When buying a new car, you might want to transfer your existing insurance policy, rather than setting up a new one; doing so can make it easier to retain no claims bonuses and other aspects of your old policy that you want to keep. However, the actual process of transferring your insurance to a new car can involve overcoming some complications. To this end, it’s worth checking the details of policies available through providers to make sure you’re getting the most out of moving your insurance.
There can be many reasons why you might want to transfer your insurance to a new car; you might just be upgrading your current vehicle, or you may be getting a second car that you want to make your main mode of transport. The process of moving your insurance over involves contacting your current insurance provider and informing them of your decision, and of what car you’ll now be driving. Depending on the make and model, and what kind of driving you’ll be doing, it’s likely that your premium will be affected.
In most cases, your insurance provider will have a straightforward plan in place for you to move your policy; you’ll have to negotiate a revised quote based on a new car, and will also have to transfer your policy in a reasonable amount of time. The longer you leave transferring your insurance, the higher the risk of driving without insurance on your vehicle. Make sure that you give your insurance company plenty of notice before you finalise a new car purchase so you can avoid a gap between two policies.
It’s also worth exploring how you can transfer your no claims bonus; if you’ve built up a significant no claims discount, and then you’ll be able to switch it to the new car as part of your revised quote. However, you’re only able to hold a no claims discount on a single vehicle at a time, and in the name of one person. If moving your insurance to another provider, you’ll also need to be able to offer proof of your existing no claims bonus.
When switching to a new car, it can similarly be worth investigating gap insurance for specific situations; this insurance protects you against a shortfall, or depreciation, in the value of your old car if you need to replace it as the result of damage, theft, or being written off completely. The gap policy means that you can cover the difference between your settlement with another insurer and the original amount of money that you spent on a car; taking this approach can help you to avoid a struggle to face a debt on your finance.

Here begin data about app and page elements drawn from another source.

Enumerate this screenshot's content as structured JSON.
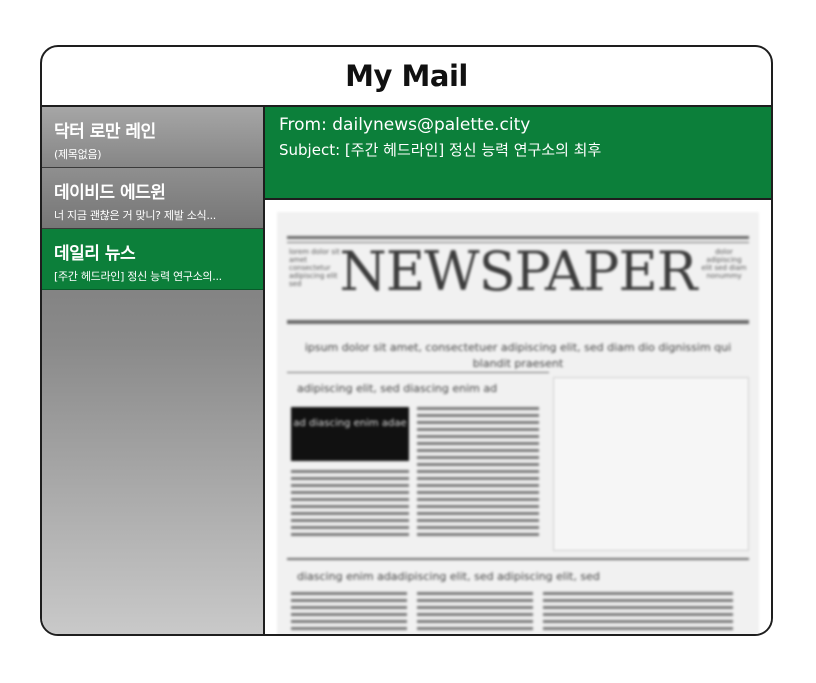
{
  "window": {
    "title": "My Mail"
  },
  "mail_list": [
    {
      "sender": "닥터 로만 레인",
      "preview": "(제목없음)",
      "selected": false
    },
    {
      "sender": "데이비드 에드윈",
      "preview": "너 지금 괜찮은 거 맞니? 제발 소식...",
      "selected": false
    },
    {
      "sender": "데일리 뉴스",
      "preview": "[주간 헤드라인] 정신 능력 연구소의...",
      "selected": true
    }
  ],
  "message": {
    "from_label": "From:",
    "from": "dailynews@palette.city",
    "subject_label": "Subject:",
    "subject": "[주간 헤드라인] 정신 능력 연구소의 최후"
  },
  "newspaper": {
    "masthead": "NEWSPAPER",
    "ear_left": "lorem dolor sit amet consectetur adipiscing elit sed",
    "ear_right": "dolor adipiscing elit sed diam nonummy",
    "tagline": "ipsum dolor sit amet, consectetuer adipiscing elit, sed diam dio dignissim qui blandit praesent",
    "section_head_1": "adipiscing elit, sed diascing enim ad",
    "box_caption": "ad diascing enim adae",
    "section_head_2": "diascing enim adadipiscing elit, sed adipiscing elit, sed"
  },
  "colors": {
    "accent_green": "#0c7f3a",
    "sidebar_gray": "#7a7a7a",
    "border": "#1e1e1e"
  }
}
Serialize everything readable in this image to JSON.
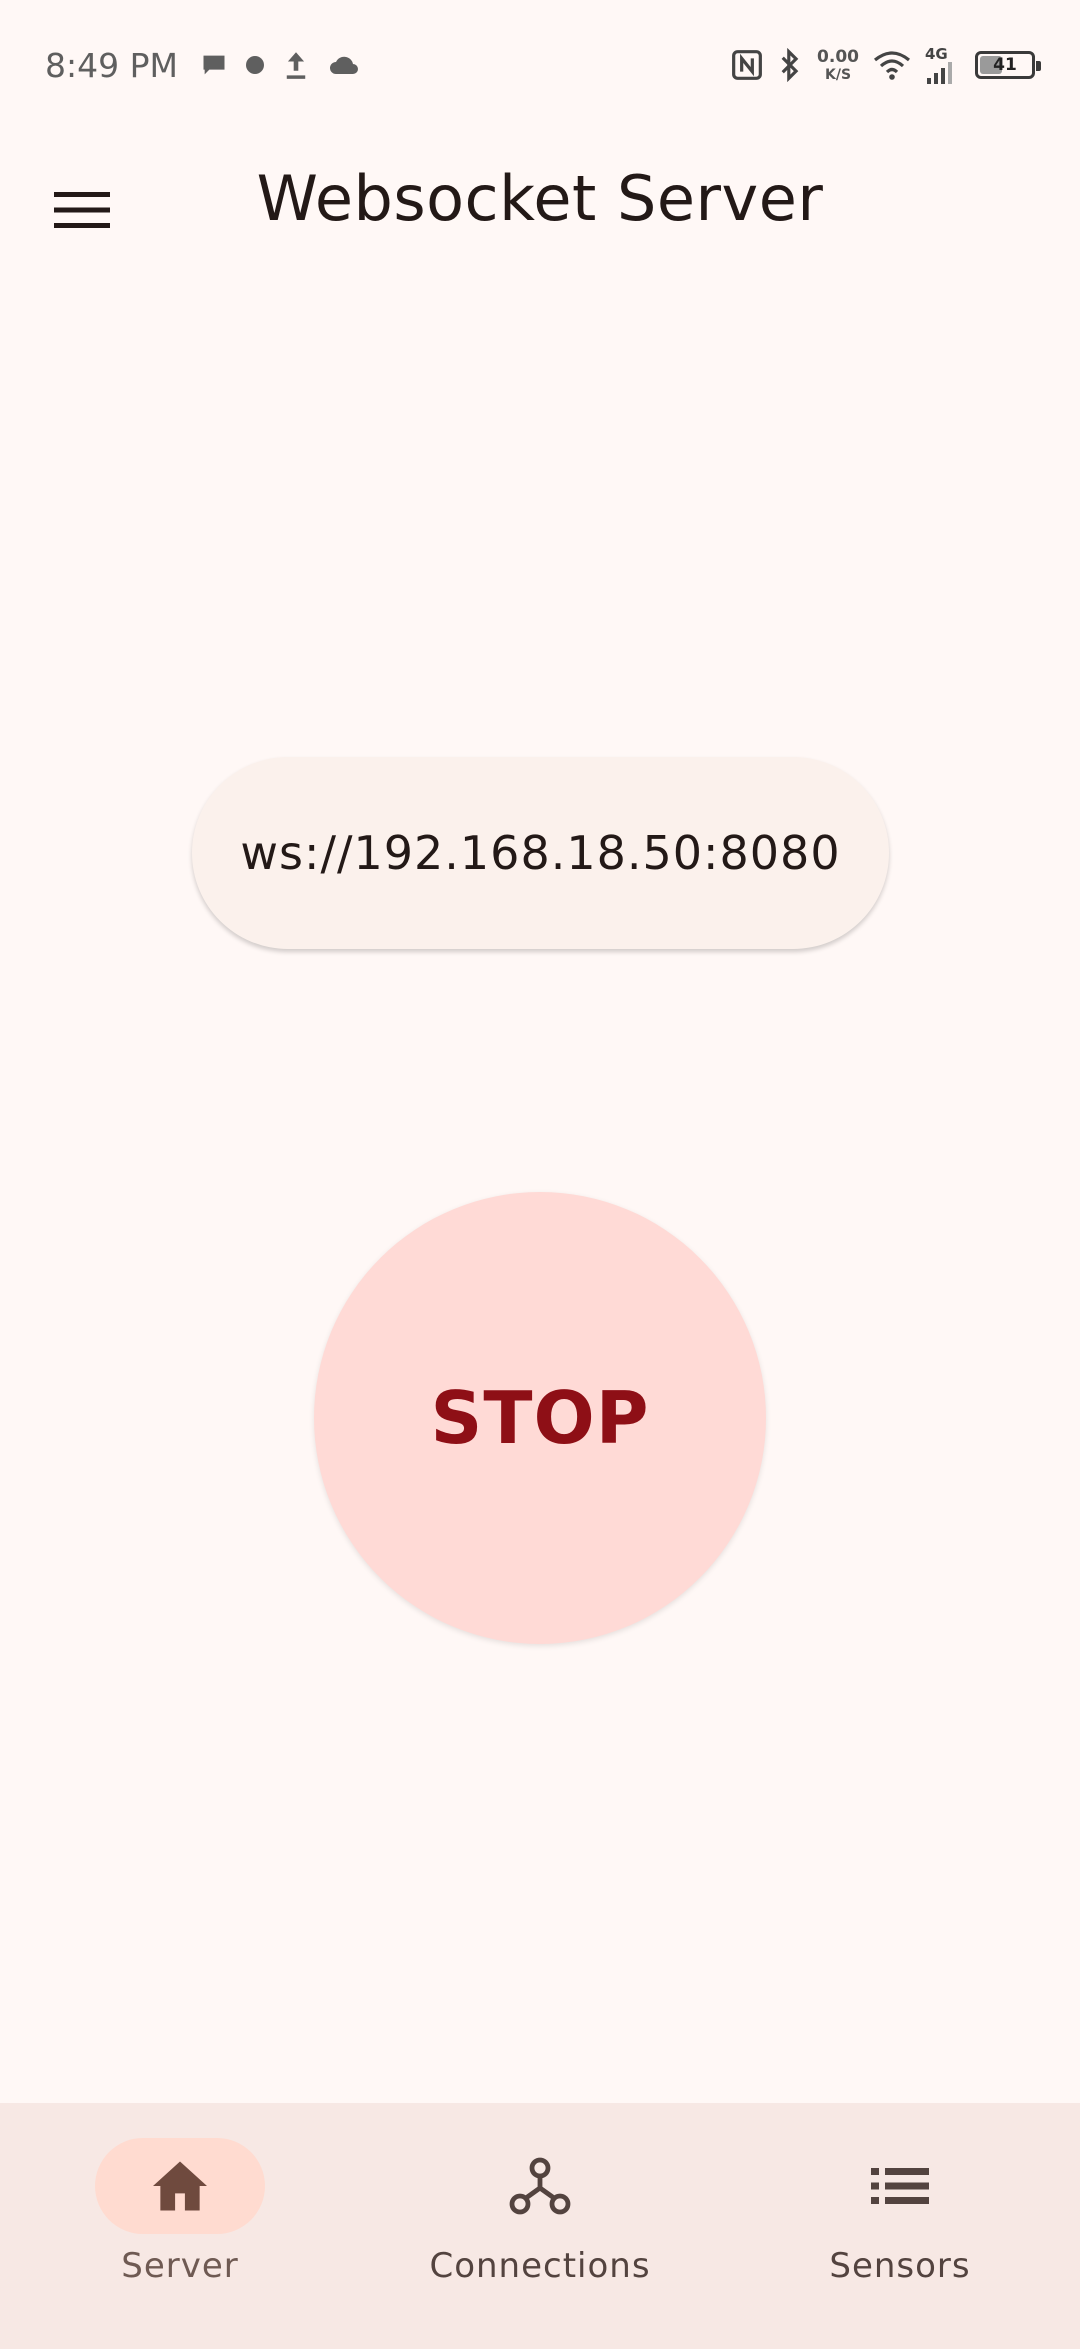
{
  "status_bar": {
    "time": "8:49 PM",
    "net_speed_value": "0.00",
    "net_speed_unit": "K/S",
    "network_type": "4G",
    "battery_level": "41"
  },
  "app_bar": {
    "title": "Websocket Server"
  },
  "server": {
    "url": "ws://192.168.18.50:8080",
    "stop_label": "STOP"
  },
  "bottom_nav": {
    "items": [
      {
        "label": "Server",
        "icon": "home-icon",
        "active": true
      },
      {
        "label": "Connections",
        "icon": "hub-icon",
        "active": false
      },
      {
        "label": "Sensors",
        "icon": "list-icon",
        "active": false
      }
    ]
  },
  "colors": {
    "background": "#FFF8F6",
    "chip": "#FBF1EC",
    "stop_bg": "#FFDAD6",
    "stop_text": "#8E0F16",
    "nav_bg": "#F7E8E4",
    "nav_active": "#FFDBD0"
  }
}
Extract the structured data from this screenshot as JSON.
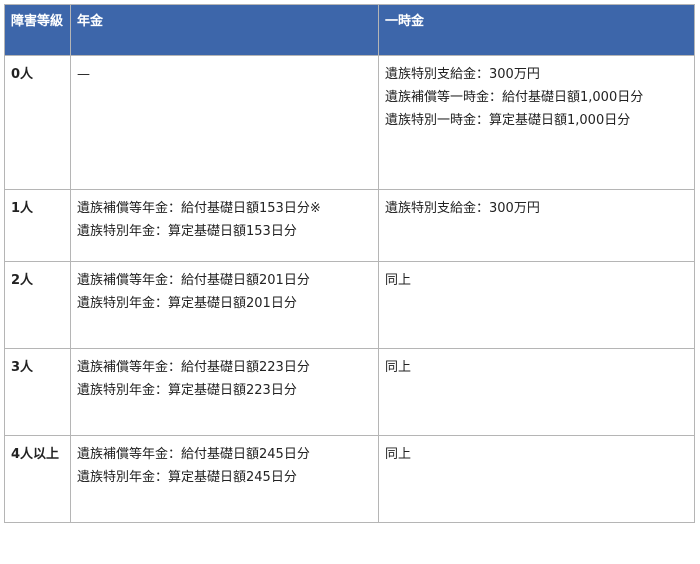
{
  "table": {
    "headers": [
      "障害等級",
      "年金",
      "一時金"
    ],
    "rows": [
      {
        "grade": "0人",
        "pension": [
          "—"
        ],
        "lump_sum": [
          "遺族特別支給金：300万円",
          "遺族補償等一時金：給付基礎日額1,000日分",
          "遺族特別一時金：算定基礎日額1,000日分"
        ]
      },
      {
        "grade": "1人",
        "pension": [
          "遺族補償等年金：給付基礎日額153日分※",
          "遺族特別年金：算定基礎日額153日分"
        ],
        "lump_sum": [
          "遺族特別支給金：300万円"
        ]
      },
      {
        "grade": "2人",
        "pension": [
          "遺族補償等年金：給付基礎日額201日分",
          "遺族特別年金：算定基礎日額201日分"
        ],
        "lump_sum": [
          "同上"
        ]
      },
      {
        "grade": "3人",
        "pension": [
          "遺族補償等年金：給付基礎日額223日分",
          "遺族特別年金：算定基礎日額223日分"
        ],
        "lump_sum": [
          "同上"
        ]
      },
      {
        "grade": "4人以上",
        "pension": [
          "遺族補償等年金：給付基礎日額245日分",
          "遺族特別年金：算定基礎日額245日分"
        ],
        "lump_sum": [
          "同上"
        ]
      }
    ]
  },
  "colors": {
    "header_bg": "#3d66aa",
    "header_text": "#ffffff",
    "border": "#b5b5b5",
    "body_text": "#222222"
  }
}
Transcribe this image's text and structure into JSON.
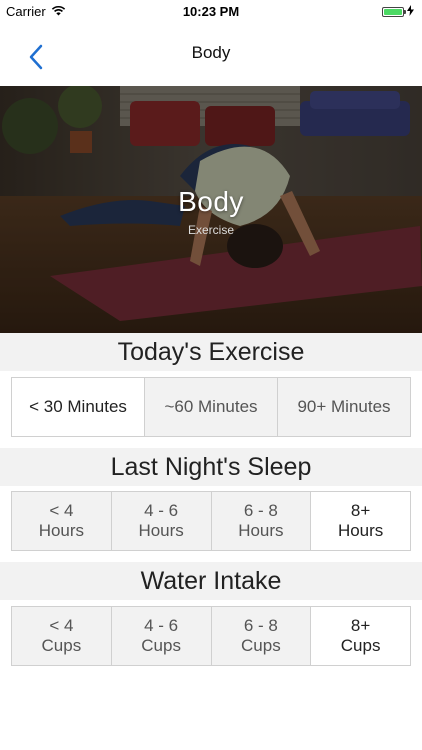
{
  "status_bar": {
    "carrier": "Carrier",
    "time": "10:23 PM",
    "battery_level": 1.0
  },
  "nav": {
    "title": "Body",
    "back_icon": "chevron-left-icon",
    "accent_color": "#1f6fd1"
  },
  "hero": {
    "title": "Body",
    "subtitle": "Exercise"
  },
  "sections": [
    {
      "title": "Today's Exercise",
      "options": [
        {
          "label": "< 30 Minutes",
          "selected": true
        },
        {
          "label": "~60 Minutes",
          "selected": false
        },
        {
          "label": "90+ Minutes",
          "selected": false
        }
      ]
    },
    {
      "title": "Last Night's Sleep",
      "options": [
        {
          "label": "< 4\nHours",
          "selected": false
        },
        {
          "label": "4 - 6\nHours",
          "selected": false
        },
        {
          "label": "6 - 8\nHours",
          "selected": false
        },
        {
          "label": "8+\nHours",
          "selected": true
        }
      ]
    },
    {
      "title": "Water Intake",
      "options": [
        {
          "label": "< 4\nCups",
          "selected": false
        },
        {
          "label": "4 - 6\nCups",
          "selected": false
        },
        {
          "label": "6 - 8\nCups",
          "selected": false
        },
        {
          "label": "8+\nCups",
          "selected": true
        }
      ]
    }
  ]
}
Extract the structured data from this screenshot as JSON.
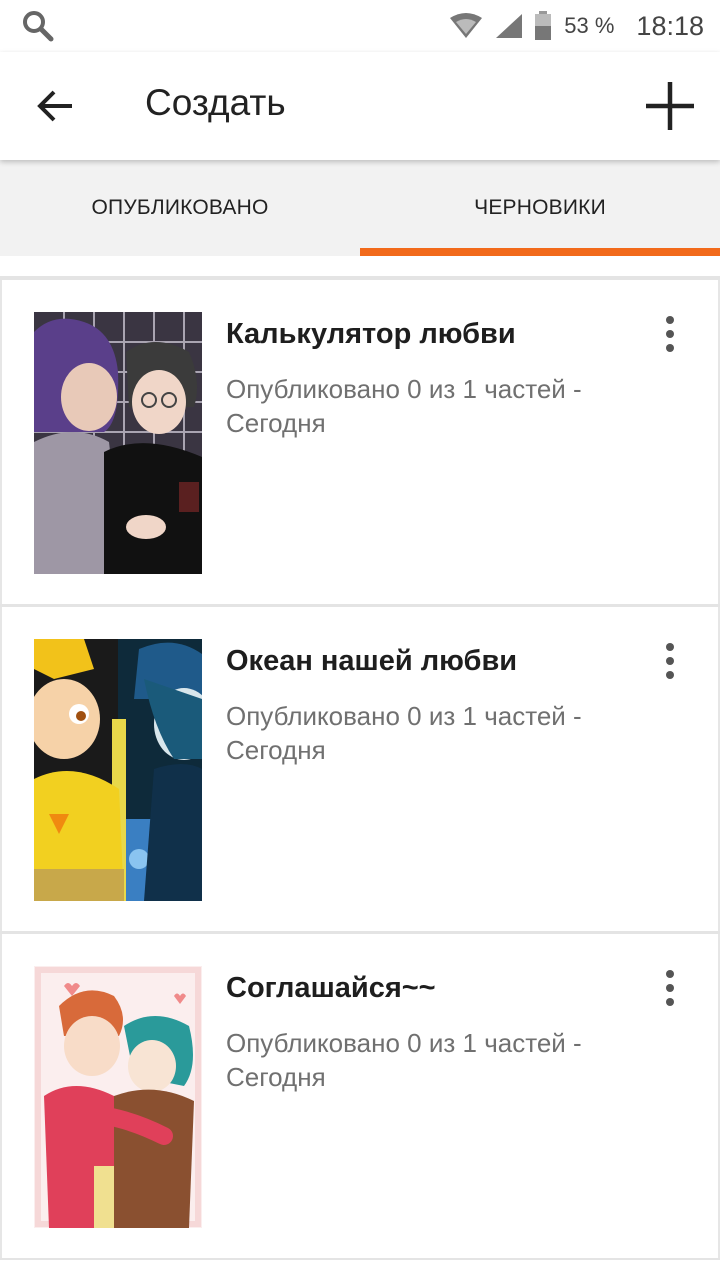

It is possible, then, to transfer your existing insurance to a new car. However, you will need to be specific in terms of your new model and driving habits, and will have to accept a potential rise in your premium payments if the provider deems you to be at a higher risk than before you switched. Risk assessments can depend on changes on circumstances, which might include you taking on a faster car, or one that has a lower safety record. Make sure that you check with your insurer before you arrange to move your policy.